With simple, cheerful illustrations, this book is a charmer. Each page lists different things people are thankful for: "The poet is thankful for words that rhyme, the children for morning story time." It's gentle, entertaining, and gives an easy-to-grasp lesson on gratitude.


'Thanks for Thanksgiving' by Julie Markes, illustrated by Doris Barrette

This book reminds us to appreciate the little things, be it colored leaves or tasty turkey. The illustrations in this are warm and striking, and drawn from the perspective of a child. They perfectly capture those tiny Thanksgiving moments, like a kid sneaking an extra pastry. Best of all, there's a little page at the back for children to write or draw what they're thankful for, making this a cute keepsake.


'In November' by Cynthia Rylant, illustrated by Julie Kastner

Tying together themes from the natural world and our own world, this story paints a vivid portrait of the season. A sensory tale, it talks about what we see, hear, and feel this time of year. In November, animals scurry and prepare for the cold months ahead, while people gather to give thanks and share in a feast.


'Porcupine's Pie' by Laura Renauld, illustrated by Jennie Poh

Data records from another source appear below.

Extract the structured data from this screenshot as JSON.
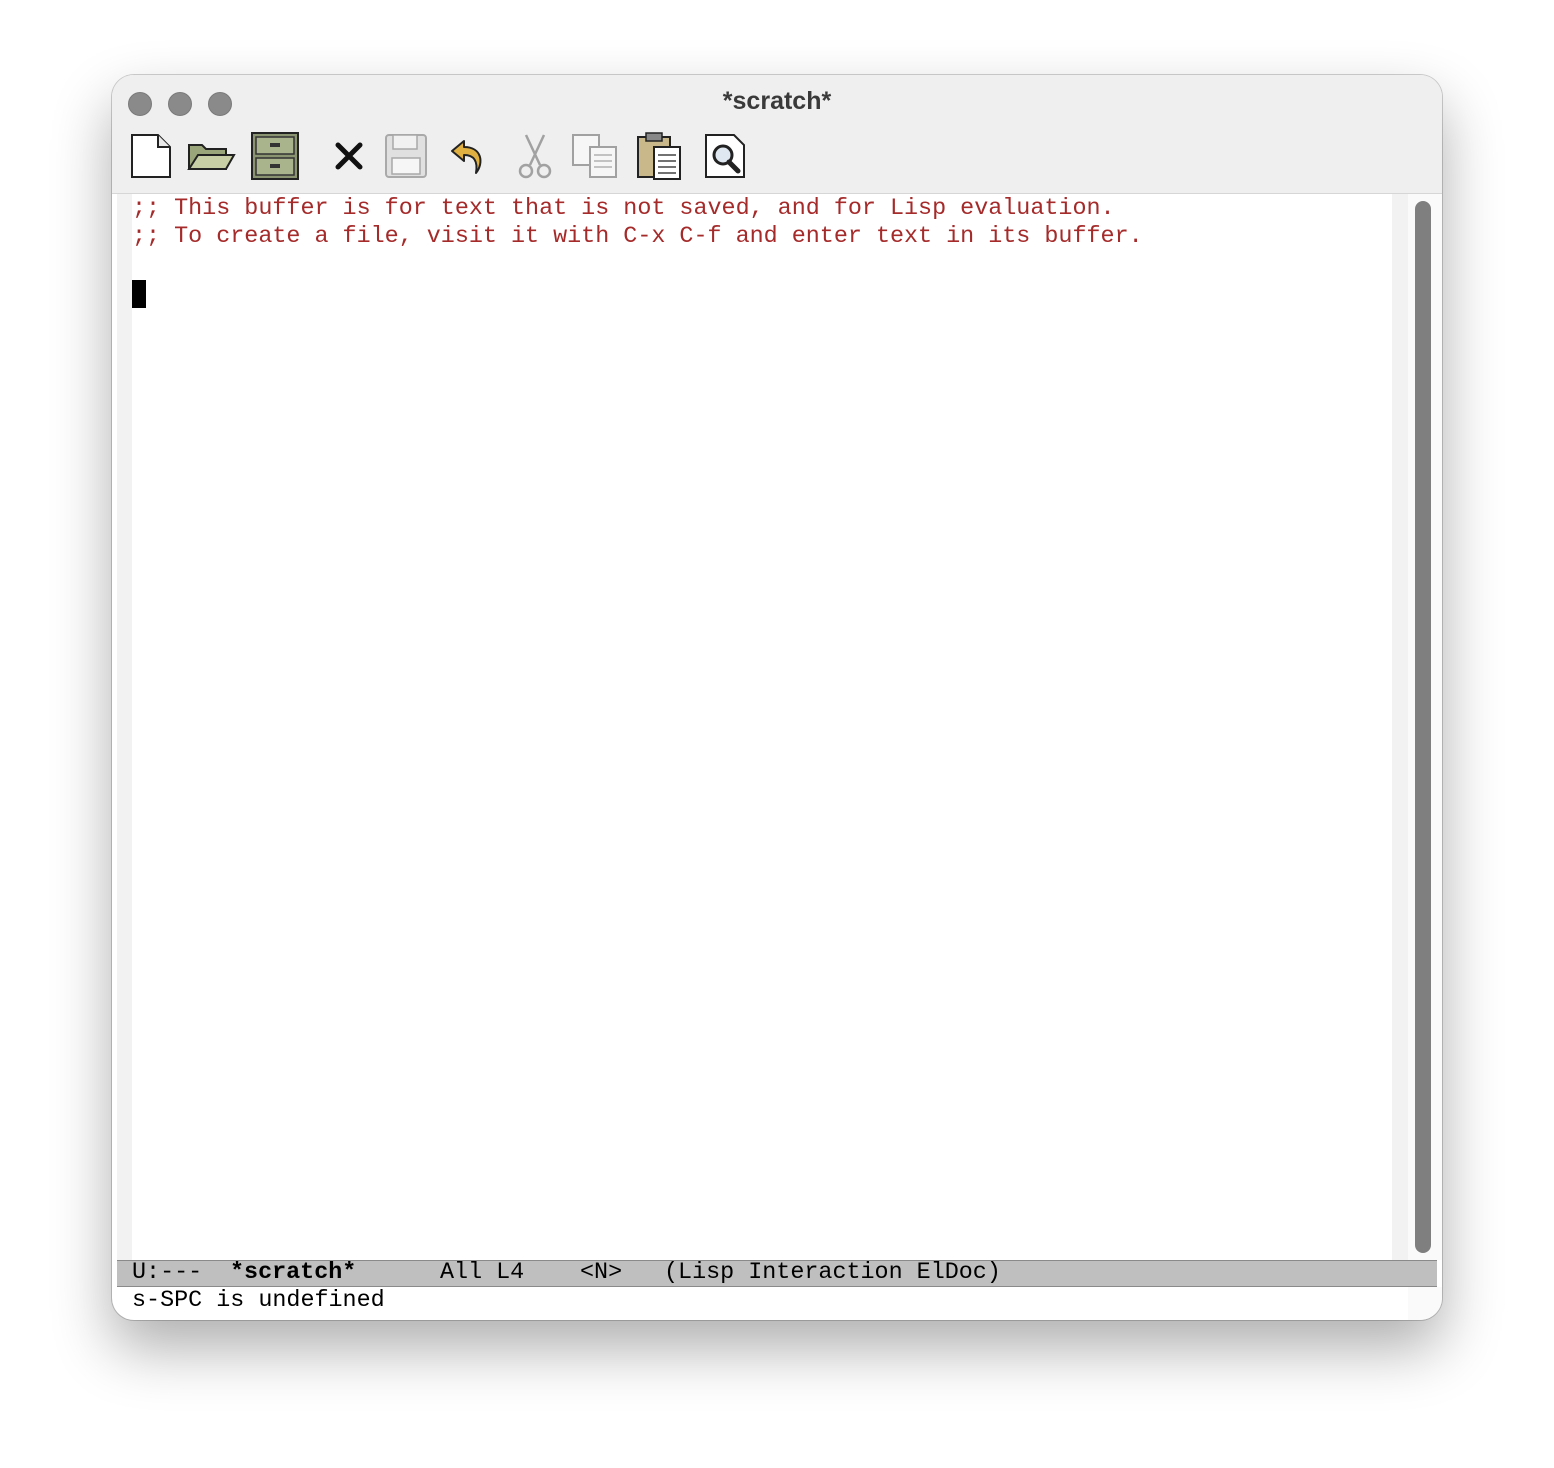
{
  "window": {
    "title": "*scratch*"
  },
  "toolbar": {
    "items": [
      {
        "icon": "new-file-icon",
        "enabled": true
      },
      {
        "icon": "open-folder-icon",
        "enabled": true
      },
      {
        "icon": "dired-cabinet-icon",
        "enabled": true
      },
      {
        "icon": "close-icon",
        "enabled": true
      },
      {
        "icon": "save-icon",
        "enabled": false
      },
      {
        "icon": "undo-icon",
        "enabled": true
      },
      {
        "icon": "cut-icon",
        "enabled": false
      },
      {
        "icon": "copy-icon",
        "enabled": false
      },
      {
        "icon": "paste-icon",
        "enabled": true
      },
      {
        "icon": "search-icon",
        "enabled": true
      }
    ]
  },
  "buffer": {
    "lines": [
      ";; This buffer is for text that is not saved, and for Lisp evaluation.",
      ";; To create a file, visit it with C-x C-f and enter text in its buffer."
    ]
  },
  "modeline": {
    "status": "U:---",
    "buffer_name": "*scratch*",
    "position": "All L4",
    "state": "<N>",
    "modes": "(Lisp Interaction ElDoc)"
  },
  "echo_area": {
    "message": "s-SPC is undefined"
  },
  "colors": {
    "comment": "#a52a2a",
    "modeline_bg": "#bfbfbf",
    "scroll_thumb": "#7f7f7f"
  }
}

In this incredibly cute story, a porcupine is so excited to make her "famous cranberry pie" for Fall Feast Day, but then ends up sharing most of her ingredients with her woodland friends. At the end, the critters all join together to help one another, offering a really lovely message on generosity and friendship. (Also, there's a recipe for "Friendship Pie" at the end which sounds quite tasty.)

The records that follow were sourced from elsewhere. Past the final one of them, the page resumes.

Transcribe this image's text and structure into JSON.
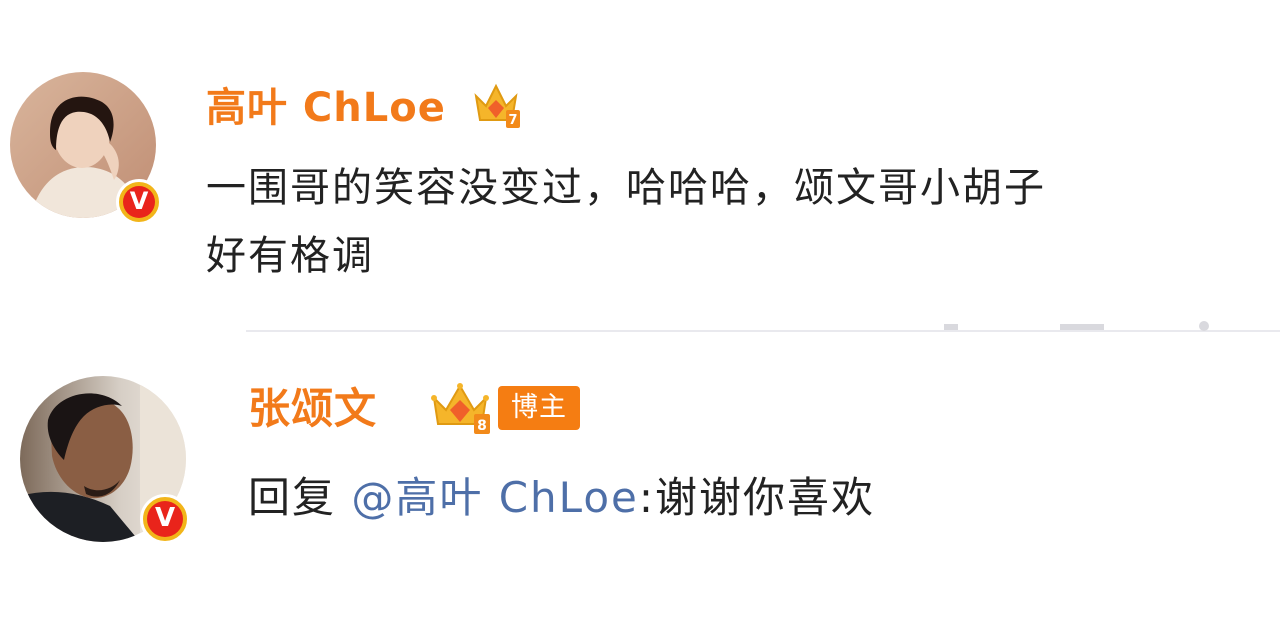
{
  "comment": {
    "username": "高叶 ChLoe",
    "text": "一围哥的笑容没变过，哈哈哈，颂文哥小胡子好有格调",
    "line1": "一围哥的笑容没变过，哈哈哈，颂文哥小胡子",
    "line2": "好有格调",
    "verified_icon": "verified-v-icon",
    "crown_icon": "vip-crown-icon",
    "crown_level": "7"
  },
  "reply": {
    "username": "张颂文",
    "badge_label": "博主",
    "prefix": "回复 ",
    "mention": "@高叶 ChLoe",
    "text": ":谢谢你喜欢",
    "verified_icon": "verified-v-icon",
    "crown_icon": "vip-crown-icon",
    "crown_level": "8"
  },
  "colors": {
    "username": "#f27a1a",
    "mention": "#4e6fa8",
    "text": "#222222",
    "verified_outer": "#f2b51a",
    "verified_inner": "#e9241b",
    "blogger_tag": "#f57d12"
  }
}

'There Was an Old Lady Who Swallowed a Turkey!' by Lucille Colandro, illustrated by Jared D. Lee

Maybe your kid has had his fill of lessons on gratitude and counting his blessings, and could simply use some laughs. If so, here's your answer: the old lady who swallowed a fly story as retold with Thanksgiving themes. Does she swallow a horn of plenty? Well, you'll just have to see now, won't you?

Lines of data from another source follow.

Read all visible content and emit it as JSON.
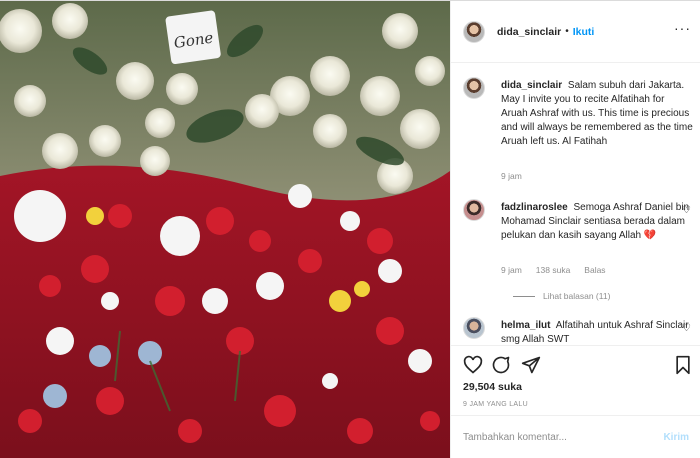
{
  "post": {
    "username": "dida_sinclair",
    "follow_label": "Ikuti",
    "dot": "•",
    "more_label": "···"
  },
  "photo": {
    "sign_text": "Gone",
    "description": "Flower petals on grave"
  },
  "caption": {
    "username": "dida_sinclair",
    "text": "Salam subuh dari Jakarta. May I invite you to recite Alfatihah for Aruah Ashraf with us. This time is precious and will always be remembered as the time Aruah left us. Al Fatihah",
    "time": "9 jam"
  },
  "comments": [
    {
      "username": "fadzlinaroslee",
      "text": "Semoga Ashraf Daniel bin Mohamad Sinclair sentiasa berada dalam pelukan dan kasih sayang Allah",
      "emoji": "💔",
      "time": "9 jam",
      "likes": "138 suka",
      "reply": "Balas",
      "view_replies": "Lihat balasan (11)"
    },
    {
      "username": "helma_ilut",
      "text": "Alfatihah untuk Ashraf Sinclair smg Allah SWT"
    }
  ],
  "actions": {
    "like_count": "29,504 suka",
    "time_ago": "9 JAM YANG LALU"
  },
  "add_comment": {
    "placeholder": "Tambahkan komentar...",
    "send_label": "Kirim"
  },
  "colors": {
    "link_blue": "#0095f6",
    "muted": "#8e8e8e",
    "send_disabled": "#b2dffc",
    "heart_red": "#ed4956"
  }
}
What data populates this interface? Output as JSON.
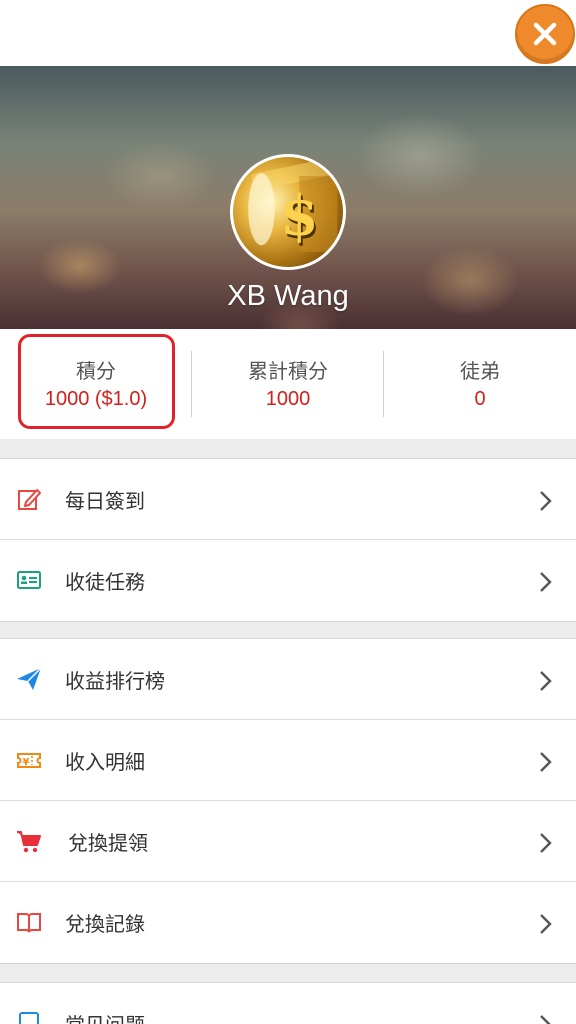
{
  "profile": {
    "name": "XB Wang"
  },
  "stats": [
    {
      "label": "積分",
      "value": "1000 ($1.0)"
    },
    {
      "label": "累計積分",
      "value": "1000"
    },
    {
      "label": "徒弟",
      "value": "0"
    }
  ],
  "menu_group1": [
    {
      "label": "每日簽到",
      "icon": "edit-icon",
      "color": "#e9473f"
    },
    {
      "label": "收徒任務",
      "icon": "id-card-icon",
      "color": "#1aa37a"
    }
  ],
  "menu_group2": [
    {
      "label": "收益排行榜",
      "icon": "paper-plane-icon",
      "color": "#1e88e5"
    },
    {
      "label": "收入明細",
      "icon": "ticket-icon",
      "color": "#f08a12"
    },
    {
      "label": "兌換提領",
      "icon": "cart-icon",
      "color": "#e8303a"
    },
    {
      "label": "兌換記錄",
      "icon": "book-icon",
      "color": "#e9473f"
    }
  ],
  "menu_group3": [
    {
      "label": "常见问题",
      "icon": "question-icon",
      "color": "#1e88e5"
    }
  ],
  "colors": {
    "accent_red": "#d3201a",
    "close_orange": "#ee8a2b"
  }
}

'Thanksgiving in the Woods' by Phyllis Alsdurf, illustrated by Jenny Lovlie

It's hard to beat the coziness factor of this book. It tells the story of family and friends who meet in the woods every year for Thanksgiving, then sit around big wooden tables and bonfires, strumming acoustic guitars and sharing in a potluck feast. It's apparently based on a real family who does exactly that every year in upstate New York. I have to say, it sounds kind of awesome, and I'm wondering how one might go about securing an invitation?


'Bad Kitty Does Not Like Thanksgiving' by Nick Bruel

I must admit, I have never been a big fan of the Bad Kitty series. I don't quite see the appeal of this very annoying cat. My son, however, loves these books and finds them high comedy, so I feel compelled to include this one, which of course includes Bad Kitty going to great lengths to sink her claws into some turkey.


'Bear Says Thanks' by Karma Wilson, illustrated by Jane Chapman

A bear wants to have his friends over for a celebration, but realizes he has no food to offer. When friends start to drop by bearing pies and treats, bear is delighted, but feels bad he has nothing to share in return. His forest pals reassure him that it's his company they value, and that he doesn't need to offer them anything else. The illustrations in this are super cuddly, and I love the message that "giving" doesn't have to mean handing over something tangible... sometimes we can simply give of ourselves, and that is more than enough.

This article was originally published on